Source data
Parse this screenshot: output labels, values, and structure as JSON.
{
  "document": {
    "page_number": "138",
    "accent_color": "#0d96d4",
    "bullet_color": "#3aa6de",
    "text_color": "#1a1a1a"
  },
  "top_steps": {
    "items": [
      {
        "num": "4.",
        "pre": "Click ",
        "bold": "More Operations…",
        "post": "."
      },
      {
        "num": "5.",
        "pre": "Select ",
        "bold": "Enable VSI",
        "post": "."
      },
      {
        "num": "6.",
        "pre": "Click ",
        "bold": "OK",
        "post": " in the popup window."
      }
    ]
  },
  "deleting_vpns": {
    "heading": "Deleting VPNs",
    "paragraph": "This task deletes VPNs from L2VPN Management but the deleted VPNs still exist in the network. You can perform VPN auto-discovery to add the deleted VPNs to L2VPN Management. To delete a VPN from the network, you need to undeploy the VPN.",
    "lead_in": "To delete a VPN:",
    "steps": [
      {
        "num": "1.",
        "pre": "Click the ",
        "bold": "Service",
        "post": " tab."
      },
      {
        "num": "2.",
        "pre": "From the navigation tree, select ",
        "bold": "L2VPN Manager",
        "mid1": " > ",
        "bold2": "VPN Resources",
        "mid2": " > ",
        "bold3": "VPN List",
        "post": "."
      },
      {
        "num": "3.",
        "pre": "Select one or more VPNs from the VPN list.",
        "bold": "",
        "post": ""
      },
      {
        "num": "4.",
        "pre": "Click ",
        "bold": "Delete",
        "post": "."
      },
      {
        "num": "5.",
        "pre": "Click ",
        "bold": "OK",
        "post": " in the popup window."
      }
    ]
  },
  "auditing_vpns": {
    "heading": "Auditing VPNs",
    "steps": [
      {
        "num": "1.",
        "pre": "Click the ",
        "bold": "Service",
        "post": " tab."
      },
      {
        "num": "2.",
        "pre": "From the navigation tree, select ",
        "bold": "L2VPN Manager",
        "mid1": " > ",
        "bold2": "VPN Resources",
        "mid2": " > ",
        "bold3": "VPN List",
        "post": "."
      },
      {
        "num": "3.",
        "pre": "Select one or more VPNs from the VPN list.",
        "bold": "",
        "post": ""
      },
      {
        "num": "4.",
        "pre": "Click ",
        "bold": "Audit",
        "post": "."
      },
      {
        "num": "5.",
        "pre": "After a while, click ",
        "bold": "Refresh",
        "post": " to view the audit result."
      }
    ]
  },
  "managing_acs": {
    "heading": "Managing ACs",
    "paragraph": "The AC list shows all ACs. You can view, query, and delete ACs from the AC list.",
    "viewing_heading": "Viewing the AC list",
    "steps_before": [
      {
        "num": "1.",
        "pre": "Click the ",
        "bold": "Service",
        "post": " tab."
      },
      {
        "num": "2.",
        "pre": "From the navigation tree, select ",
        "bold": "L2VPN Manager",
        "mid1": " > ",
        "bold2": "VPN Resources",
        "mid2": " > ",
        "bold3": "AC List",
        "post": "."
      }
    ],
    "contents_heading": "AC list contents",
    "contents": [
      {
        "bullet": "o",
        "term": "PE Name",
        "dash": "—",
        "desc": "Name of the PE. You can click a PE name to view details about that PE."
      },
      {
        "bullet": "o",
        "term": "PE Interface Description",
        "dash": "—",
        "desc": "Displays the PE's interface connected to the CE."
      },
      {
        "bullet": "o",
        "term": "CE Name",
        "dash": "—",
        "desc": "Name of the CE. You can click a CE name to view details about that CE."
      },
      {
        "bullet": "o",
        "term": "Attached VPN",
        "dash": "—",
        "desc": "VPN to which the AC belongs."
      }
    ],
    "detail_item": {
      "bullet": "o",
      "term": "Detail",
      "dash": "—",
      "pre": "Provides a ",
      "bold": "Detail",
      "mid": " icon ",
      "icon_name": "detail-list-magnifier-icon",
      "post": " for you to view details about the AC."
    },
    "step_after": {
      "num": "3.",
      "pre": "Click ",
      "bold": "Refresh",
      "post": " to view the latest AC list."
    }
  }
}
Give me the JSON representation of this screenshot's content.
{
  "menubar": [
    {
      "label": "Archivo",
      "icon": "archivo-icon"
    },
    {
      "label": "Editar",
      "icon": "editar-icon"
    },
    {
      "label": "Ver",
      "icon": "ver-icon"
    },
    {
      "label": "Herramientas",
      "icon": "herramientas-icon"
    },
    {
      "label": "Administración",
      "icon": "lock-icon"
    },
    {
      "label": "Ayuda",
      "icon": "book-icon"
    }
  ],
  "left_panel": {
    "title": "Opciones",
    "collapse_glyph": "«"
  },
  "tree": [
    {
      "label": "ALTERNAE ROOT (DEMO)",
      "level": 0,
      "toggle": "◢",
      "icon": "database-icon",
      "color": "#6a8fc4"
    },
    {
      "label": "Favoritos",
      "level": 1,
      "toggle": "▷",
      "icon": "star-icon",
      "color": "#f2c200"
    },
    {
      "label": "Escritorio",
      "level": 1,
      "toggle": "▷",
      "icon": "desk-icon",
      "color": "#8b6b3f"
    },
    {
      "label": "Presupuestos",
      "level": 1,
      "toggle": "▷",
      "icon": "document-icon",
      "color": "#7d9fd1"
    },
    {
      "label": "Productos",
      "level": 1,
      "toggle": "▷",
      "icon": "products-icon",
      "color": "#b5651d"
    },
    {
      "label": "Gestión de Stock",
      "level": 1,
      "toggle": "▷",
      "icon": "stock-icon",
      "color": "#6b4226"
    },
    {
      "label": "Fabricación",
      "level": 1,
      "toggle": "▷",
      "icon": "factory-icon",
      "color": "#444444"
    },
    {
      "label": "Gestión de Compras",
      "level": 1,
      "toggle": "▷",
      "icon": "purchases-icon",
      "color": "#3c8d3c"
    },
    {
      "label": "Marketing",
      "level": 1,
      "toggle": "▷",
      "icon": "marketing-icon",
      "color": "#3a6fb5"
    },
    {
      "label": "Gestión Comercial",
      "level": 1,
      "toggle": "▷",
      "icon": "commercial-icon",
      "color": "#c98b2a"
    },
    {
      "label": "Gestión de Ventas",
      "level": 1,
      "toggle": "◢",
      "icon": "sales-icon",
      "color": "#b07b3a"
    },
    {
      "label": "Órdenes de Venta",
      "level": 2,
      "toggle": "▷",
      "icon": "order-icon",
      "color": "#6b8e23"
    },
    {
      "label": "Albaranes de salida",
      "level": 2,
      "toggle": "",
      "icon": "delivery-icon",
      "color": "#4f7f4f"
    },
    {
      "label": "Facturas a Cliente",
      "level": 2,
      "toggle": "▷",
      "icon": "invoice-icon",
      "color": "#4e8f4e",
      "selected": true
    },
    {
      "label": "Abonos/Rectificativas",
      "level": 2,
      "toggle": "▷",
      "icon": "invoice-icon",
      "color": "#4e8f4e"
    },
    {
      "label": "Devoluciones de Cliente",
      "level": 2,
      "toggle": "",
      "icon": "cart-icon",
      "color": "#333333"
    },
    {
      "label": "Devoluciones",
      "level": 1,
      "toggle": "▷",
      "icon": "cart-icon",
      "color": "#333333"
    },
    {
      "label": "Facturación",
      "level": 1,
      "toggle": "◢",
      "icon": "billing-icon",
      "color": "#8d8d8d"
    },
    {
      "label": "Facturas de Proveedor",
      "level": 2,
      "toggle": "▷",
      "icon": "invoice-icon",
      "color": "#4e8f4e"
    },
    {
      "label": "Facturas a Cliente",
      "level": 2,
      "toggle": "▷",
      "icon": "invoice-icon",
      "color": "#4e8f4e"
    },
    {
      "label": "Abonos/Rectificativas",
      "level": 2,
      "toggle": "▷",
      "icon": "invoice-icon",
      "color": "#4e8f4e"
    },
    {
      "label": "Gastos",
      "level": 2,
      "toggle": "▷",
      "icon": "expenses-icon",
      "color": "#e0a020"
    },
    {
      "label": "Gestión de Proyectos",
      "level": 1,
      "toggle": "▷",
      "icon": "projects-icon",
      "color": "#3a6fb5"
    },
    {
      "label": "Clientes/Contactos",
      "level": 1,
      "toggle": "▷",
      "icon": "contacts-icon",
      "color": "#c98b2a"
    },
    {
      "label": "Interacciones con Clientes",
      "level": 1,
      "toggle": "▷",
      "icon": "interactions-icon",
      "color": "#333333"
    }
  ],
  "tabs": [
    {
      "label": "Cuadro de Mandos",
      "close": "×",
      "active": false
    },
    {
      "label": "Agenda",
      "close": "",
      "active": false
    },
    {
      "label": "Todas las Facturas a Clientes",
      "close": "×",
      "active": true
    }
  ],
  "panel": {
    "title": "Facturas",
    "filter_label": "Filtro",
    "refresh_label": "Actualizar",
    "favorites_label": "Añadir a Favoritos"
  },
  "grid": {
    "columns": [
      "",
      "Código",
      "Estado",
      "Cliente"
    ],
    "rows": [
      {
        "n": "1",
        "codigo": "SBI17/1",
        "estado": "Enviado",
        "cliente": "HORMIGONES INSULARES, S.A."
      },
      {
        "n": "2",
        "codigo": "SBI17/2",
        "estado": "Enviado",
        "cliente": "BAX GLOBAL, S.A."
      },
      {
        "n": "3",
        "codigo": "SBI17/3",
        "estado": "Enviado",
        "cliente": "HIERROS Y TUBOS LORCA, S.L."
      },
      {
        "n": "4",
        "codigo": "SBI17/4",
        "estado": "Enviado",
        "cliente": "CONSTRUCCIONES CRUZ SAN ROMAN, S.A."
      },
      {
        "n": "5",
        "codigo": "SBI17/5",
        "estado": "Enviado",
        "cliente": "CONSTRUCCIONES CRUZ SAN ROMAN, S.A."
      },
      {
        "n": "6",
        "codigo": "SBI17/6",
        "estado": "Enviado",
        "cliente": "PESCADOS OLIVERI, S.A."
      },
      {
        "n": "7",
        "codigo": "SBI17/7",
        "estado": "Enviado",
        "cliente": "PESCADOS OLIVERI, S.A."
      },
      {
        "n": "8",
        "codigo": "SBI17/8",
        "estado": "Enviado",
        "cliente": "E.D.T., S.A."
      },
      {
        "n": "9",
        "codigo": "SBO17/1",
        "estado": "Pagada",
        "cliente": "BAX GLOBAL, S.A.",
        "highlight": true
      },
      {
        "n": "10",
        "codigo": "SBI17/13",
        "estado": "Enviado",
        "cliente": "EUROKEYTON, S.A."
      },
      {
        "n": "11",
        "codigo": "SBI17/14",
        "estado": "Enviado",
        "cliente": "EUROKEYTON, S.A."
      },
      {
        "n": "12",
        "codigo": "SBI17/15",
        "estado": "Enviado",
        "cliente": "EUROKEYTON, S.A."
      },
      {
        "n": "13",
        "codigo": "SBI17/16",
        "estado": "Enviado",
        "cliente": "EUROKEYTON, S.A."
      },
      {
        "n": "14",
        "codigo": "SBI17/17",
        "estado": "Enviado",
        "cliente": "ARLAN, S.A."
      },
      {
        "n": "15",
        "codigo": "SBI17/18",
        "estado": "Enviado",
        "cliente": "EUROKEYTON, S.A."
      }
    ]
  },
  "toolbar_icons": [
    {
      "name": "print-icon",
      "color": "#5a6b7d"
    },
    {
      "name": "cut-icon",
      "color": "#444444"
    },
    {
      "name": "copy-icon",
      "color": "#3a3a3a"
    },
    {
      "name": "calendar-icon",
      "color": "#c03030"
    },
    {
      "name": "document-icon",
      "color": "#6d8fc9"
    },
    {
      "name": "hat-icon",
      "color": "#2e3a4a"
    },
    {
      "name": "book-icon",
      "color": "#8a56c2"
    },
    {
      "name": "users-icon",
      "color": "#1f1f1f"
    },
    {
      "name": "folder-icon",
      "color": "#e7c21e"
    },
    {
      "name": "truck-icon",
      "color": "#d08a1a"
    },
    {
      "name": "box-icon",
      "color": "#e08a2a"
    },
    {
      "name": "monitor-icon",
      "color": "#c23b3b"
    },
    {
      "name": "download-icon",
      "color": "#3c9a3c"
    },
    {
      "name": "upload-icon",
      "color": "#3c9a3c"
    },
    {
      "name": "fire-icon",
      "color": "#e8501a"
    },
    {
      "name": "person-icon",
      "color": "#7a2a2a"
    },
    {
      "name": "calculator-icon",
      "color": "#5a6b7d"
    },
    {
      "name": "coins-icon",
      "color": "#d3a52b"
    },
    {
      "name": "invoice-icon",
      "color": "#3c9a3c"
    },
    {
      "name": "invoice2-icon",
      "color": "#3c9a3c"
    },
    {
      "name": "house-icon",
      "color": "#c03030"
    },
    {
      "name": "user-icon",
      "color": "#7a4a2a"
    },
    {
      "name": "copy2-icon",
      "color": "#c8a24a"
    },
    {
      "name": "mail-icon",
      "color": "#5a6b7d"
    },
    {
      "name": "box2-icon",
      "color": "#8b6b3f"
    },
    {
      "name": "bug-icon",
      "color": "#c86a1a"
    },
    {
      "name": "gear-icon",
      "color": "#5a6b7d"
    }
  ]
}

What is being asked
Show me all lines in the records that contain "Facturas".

Task response
      "label": "Facturas a Cliente",
      "label": "Facturas de Proveedor",
      "label": "Facturas a Cliente",
      "label": "Todas las Facturas a Clientes",
    "title": "Facturas",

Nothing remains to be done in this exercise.